Vice Admiral Sir Roderick Macdonald (1921-2001), naval commander, nominated
Robert Burns (1759-96)
Andrew Browne Cunningham: Viscount Cunningham (1883-1963)
The criteria that I used to arrive at the greatest Scot in history was: first, an undisputed international reputation; second, a stature and quality demonstrably acknowledged as being particularly Scottish even by Scots – a people not renowned for universal agreement about anybody or anything. This proved to be a one-horse race.
Quoted every day of the year, often unwittingly, Robert Burns is without any doubt the best-known Scot; and this to such an extent that Scots take it all for granted.

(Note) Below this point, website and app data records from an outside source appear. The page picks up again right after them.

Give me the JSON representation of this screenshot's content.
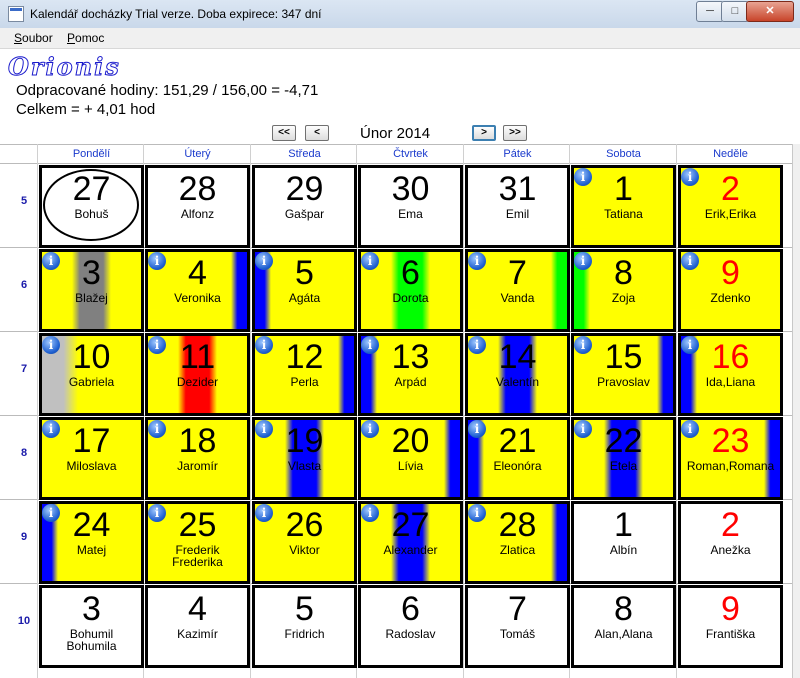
{
  "window": {
    "title": "Kalendář docházky    Trial verze. Doba expirece: 347 dní"
  },
  "menu": [
    "Soubor",
    "Pomoc"
  ],
  "logo": "Orionis",
  "summary": {
    "hours": "Odpracované hodiny: 151,29 / 156,00 = -4,71",
    "total": "Celkem = + 4,01 hod"
  },
  "nav": {
    "first": "<<",
    "prev": "<",
    "next": ">",
    "last": ">>",
    "month": "Únor 2014"
  },
  "weekdays": [
    "Pondělí",
    "Úterý",
    "Středa",
    "Čtvrtek",
    "Pátek",
    "Sobota",
    "Neděle"
  ],
  "weeks": [
    {
      "num": "5",
      "days": [
        {
          "n": "27",
          "name": "Bohuš",
          "bg": "white",
          "today": true
        },
        {
          "n": "28",
          "name": "Alfonz",
          "bg": "white"
        },
        {
          "n": "29",
          "name": "Gašpar",
          "bg": "white"
        },
        {
          "n": "30",
          "name": "Ema",
          "bg": "white"
        },
        {
          "n": "31",
          "name": "Emil",
          "bg": "white"
        },
        {
          "n": "1",
          "name": "Tatiana",
          "bg": "yellow",
          "info": true
        },
        {
          "n": "2",
          "name": "Erik,Erika",
          "bg": "yellow",
          "info": true,
          "red": true
        }
      ]
    },
    {
      "num": "6",
      "days": [
        {
          "n": "3",
          "name": "Blažej",
          "bg": "yellow",
          "info": true,
          "stripe": {
            "color": "#808080",
            "pos": "center"
          }
        },
        {
          "n": "4",
          "name": "Veronika",
          "bg": "yellow",
          "info": true,
          "stripe": {
            "color": "#0000ff",
            "pos": "right"
          }
        },
        {
          "n": "5",
          "name": "Agáta",
          "bg": "yellow",
          "info": true,
          "stripe": {
            "color": "#0000ff",
            "pos": "left"
          }
        },
        {
          "n": "6",
          "name": "Dorota",
          "bg": "yellow",
          "info": true,
          "stripe": {
            "color": "#00ff00",
            "pos": "center"
          }
        },
        {
          "n": "7",
          "name": "Vanda",
          "bg": "yellow",
          "info": true,
          "stripe": {
            "color": "#00ff00",
            "pos": "right"
          }
        },
        {
          "n": "8",
          "name": "Zoja",
          "bg": "yellow",
          "info": true,
          "stripe": {
            "color": "#00ff00",
            "pos": "left"
          }
        },
        {
          "n": "9",
          "name": "Zdenko",
          "bg": "yellow",
          "info": true,
          "red": true
        }
      ]
    },
    {
      "num": "7",
      "days": [
        {
          "n": "10",
          "name": "Gabriela",
          "bg": "yellow",
          "info": true,
          "stripe": {
            "color": "#c0c0c0",
            "pos": "left-wide"
          }
        },
        {
          "n": "11",
          "name": "Dezider",
          "bg": "yellow",
          "info": true,
          "stripe": {
            "color": "#ff0000",
            "pos": "center"
          }
        },
        {
          "n": "12",
          "name": "Perla",
          "bg": "yellow",
          "info": true,
          "stripe": {
            "color": "#0000ff",
            "pos": "right"
          }
        },
        {
          "n": "13",
          "name": "Arpád",
          "bg": "yellow",
          "info": true,
          "stripe": {
            "color": "#0000ff",
            "pos": "left"
          }
        },
        {
          "n": "14",
          "name": "Valentín",
          "bg": "yellow",
          "info": true,
          "stripe": {
            "color": "#0000ff",
            "pos": "center"
          }
        },
        {
          "n": "15",
          "name": "Pravoslav",
          "bg": "yellow",
          "info": true,
          "stripe": {
            "color": "#0000ff",
            "pos": "right"
          }
        },
        {
          "n": "16",
          "name": "Ida,Liana",
          "bg": "yellow",
          "info": true,
          "red": true,
          "stripe": {
            "color": "#0000ff",
            "pos": "left"
          }
        }
      ]
    },
    {
      "num": "8",
      "days": [
        {
          "n": "17",
          "name": "Miloslava",
          "bg": "yellow",
          "info": true
        },
        {
          "n": "18",
          "name": "Jaromír",
          "bg": "yellow",
          "info": true
        },
        {
          "n": "19",
          "name": "Vlasta",
          "bg": "yellow",
          "info": true,
          "stripe": {
            "color": "#0000ff",
            "pos": "center"
          }
        },
        {
          "n": "20",
          "name": "Lívia",
          "bg": "yellow",
          "info": true,
          "stripe": {
            "color": "#0000ff",
            "pos": "right"
          }
        },
        {
          "n": "21",
          "name": "Eleonóra",
          "bg": "yellow",
          "info": true,
          "stripe": {
            "color": "#0000ff",
            "pos": "left"
          }
        },
        {
          "n": "22",
          "name": "Etela",
          "bg": "yellow",
          "info": true,
          "stripe": {
            "color": "#0000ff",
            "pos": "center"
          }
        },
        {
          "n": "23",
          "name": "Roman,Romana",
          "bg": "yellow",
          "info": true,
          "red": true,
          "stripe": {
            "color": "#0000ff",
            "pos": "right"
          }
        }
      ]
    },
    {
      "num": "9",
      "days": [
        {
          "n": "24",
          "name": "Matej",
          "bg": "yellow",
          "info": true,
          "stripe": {
            "color": "#0000ff",
            "pos": "left"
          }
        },
        {
          "n": "25",
          "name": "Frederik",
          "name2": "Frederika",
          "bg": "yellow",
          "info": true
        },
        {
          "n": "26",
          "name": "Viktor",
          "bg": "yellow",
          "info": true
        },
        {
          "n": "27",
          "name": "Alexander",
          "bg": "yellow",
          "info": true,
          "stripe": {
            "color": "#0000ff",
            "pos": "center"
          }
        },
        {
          "n": "28",
          "name": "Zlatica",
          "bg": "yellow",
          "info": true,
          "stripe": {
            "color": "#0000ff",
            "pos": "right"
          }
        },
        {
          "n": "1",
          "name": "Albín",
          "bg": "white"
        },
        {
          "n": "2",
          "name": "Anežka",
          "bg": "white",
          "red": true
        }
      ]
    },
    {
      "num": "10",
      "days": [
        {
          "n": "3",
          "name": "Bohumil",
          "name2": "Bohumila",
          "bg": "white"
        },
        {
          "n": "4",
          "name": "Kazimír",
          "bg": "white"
        },
        {
          "n": "5",
          "name": "Fridrich",
          "bg": "white"
        },
        {
          "n": "6",
          "name": "Radoslav",
          "bg": "white"
        },
        {
          "n": "7",
          "name": "Tomáš",
          "bg": "white"
        },
        {
          "n": "8",
          "name": "Alan,Alana",
          "bg": "white"
        },
        {
          "n": "9",
          "name": "Františka",
          "bg": "white",
          "red": true
        }
      ]
    }
  ]
}
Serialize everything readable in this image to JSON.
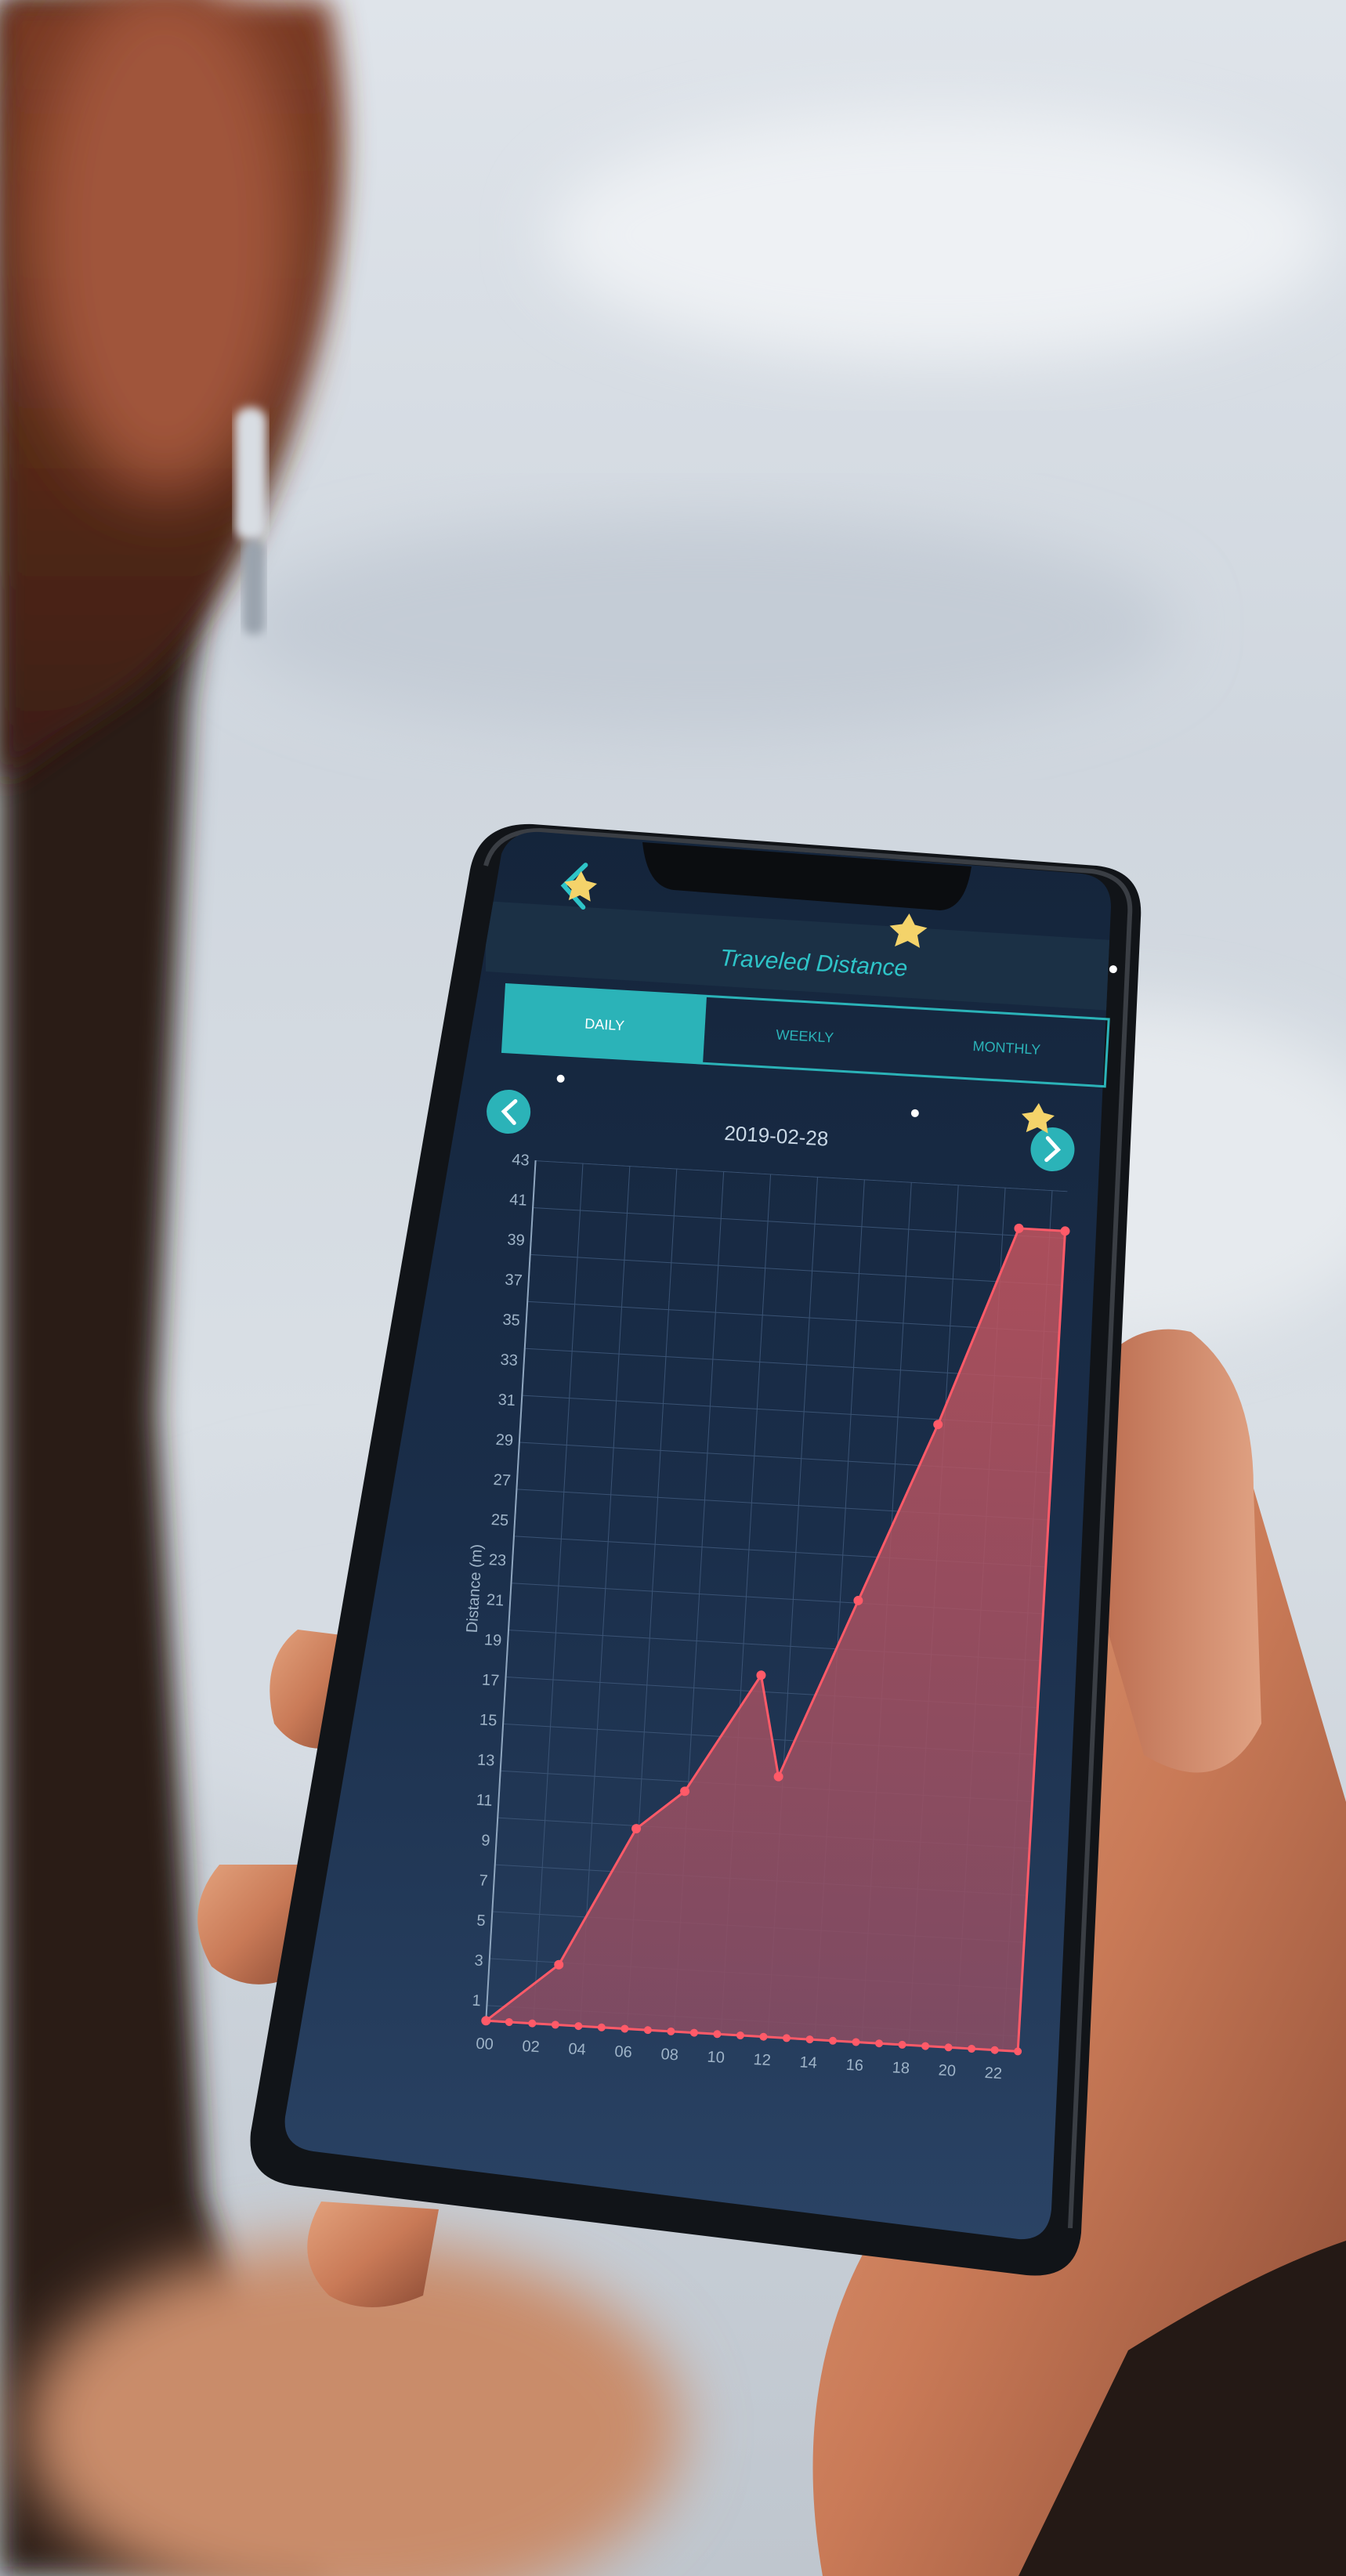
{
  "app": {
    "title": "Traveled Distance",
    "date": "2019-02-28",
    "tabs": [
      {
        "label": "DAILY",
        "active": true
      },
      {
        "label": "WEEKLY",
        "active": false
      },
      {
        "label": "MONTHLY",
        "active": false
      }
    ],
    "back_icon": "chevron-left-icon",
    "prev_icon": "chevron-left-icon",
    "next_icon": "chevron-right-icon",
    "accent_color": "#2bb3b8",
    "chart_fill_color": "#c4555f",
    "chart_line_color": "#ff5a68"
  },
  "chart_data": {
    "type": "area",
    "ylabel": "Distance (m)",
    "y_ticks": [
      "1",
      "3",
      "5",
      "7",
      "9",
      "11",
      "13",
      "15",
      "17",
      "19",
      "21",
      "23",
      "25",
      "27",
      "29",
      "31",
      "33",
      "35",
      "37",
      "39",
      "41",
      "43"
    ],
    "x_ticks": [
      "00",
      "02",
      "04",
      "06",
      "08",
      "10",
      "12",
      "14",
      "16",
      "18",
      "20",
      "22"
    ],
    "ylim": [
      1,
      43
    ],
    "grid": true,
    "x": [
      0,
      3,
      6,
      8,
      11,
      12,
      15,
      18,
      21,
      23
    ],
    "values": [
      0,
      3,
      10,
      12,
      18,
      13,
      22,
      31,
      41,
      41
    ]
  }
}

Worldwide, whether in Patagonia or Moscow – even slightly south of Watford – Burns societies thrive and annually celebrate his immortal memory with enthusiasm, style and lack of inhibition – enjoying his songs, poetry, humour and philosophy contained therein. Readers of the Scottish Review need no appreciation from me of the genius or the man.
Translated into every known language; on one occasion in a Skye village hall the late Sorley MacLean raised the roof with a roisterous – specially rendered by him into Gaelic – 'Tam O’Shanter.' In more remote islands in the Pacific, gastronomically incredible menus are imported, no expense spared, from the far away land of bashed neaps – digestive pleasures guaranteed by prophylactic application of malt and barley. Citizens of diverse ethnic origin brag interminably about Scottish descent, tartan, football and golf – weep and hooch to the sound of pipes skirled, perhaps electronically, or by wind-up gramophone. This global celebration of the greatest Scot in history is universally recognised as requiring a period of one year for recovery.
Lenin, when questioned, said it was too soon to assess the effect of the French revolution. Considering the many fashionable contenders for Scot of the century, it seems reasonable to suppose that, had we lost two World Wars, the rich and civilised stage where such Great and Good performed would not exist. So, first things first: which Scot made the greatest contribution to victory in either war and therefore such a competition possible?
Outbreak of WW2 found Cunningham Commander in Chief Mediterranean Fleet. Here against all the odds he made an irreplaceable contribution at the lowest point of the war. Mostly at sea exercising personal command, he never played to the gallery or media. Though ruthless with failure, once a subordinate proved himself, he trusted him entirely and delegation became total. Tough as old boots and a disciplinarian, but never pompous, he was fair and considerate of his sailors and concerned for their families.
He successfully resisted Winston's hair-brained demands for ludicrous, doomed-to-fail diversions. Genuinely modest, he did not appreciate the significance of his resounding success at Taranto – later to be copied by the Japanese at Pearl Harbour – or Matapan; but nobody could be more aware that the loss of Malta, or defeat of our army in North Africa, leading to disaster in the East, would have been laid at his door. He refused, when urged at highest military level, to allow the army to surrender in Crete in view of heavy losses already inflicted on his fleet. His reaction: 'We land them; it is our duty to take them off. You have said that it will take three years to build a new fleet. I say it would take three hundred to build a new tradition.'
In 1942 Cunningham – his reputation uniquely recognised by the Americans – was made Naval CinC Allied Expeditionary Force, North Africa and Mediterranean. The following year Sicily was invaded and in September the Italian Fleet surrendered. He then became First Sea Lord and member of the Joint Chiefs of Staff involved in invasion of Europe, and eventual surrender of Germany and Japan – attending Summit meetings in Quebec, Yalta and Potsdam.
Lives of our famous warriors have been notably precarious, often brutal and usually short. Undefeated in war and happily married, this warrior was never more content than with his rod on the river. Aged 80, after lunch with an old friend in London, Admiral of the Fleet Lord Cunningham of Hyndhope (in the County of Selkirk), Knight of the Thistle, GCB, OM, DSO**, died in a taxi on his way to Waterloo. Over his desk he kept a quotation from James Graham, Marquis of Montrose:
He either fears his fate too much
Or his deserts are small,
That does not put it to the touch
To fain or lose it all.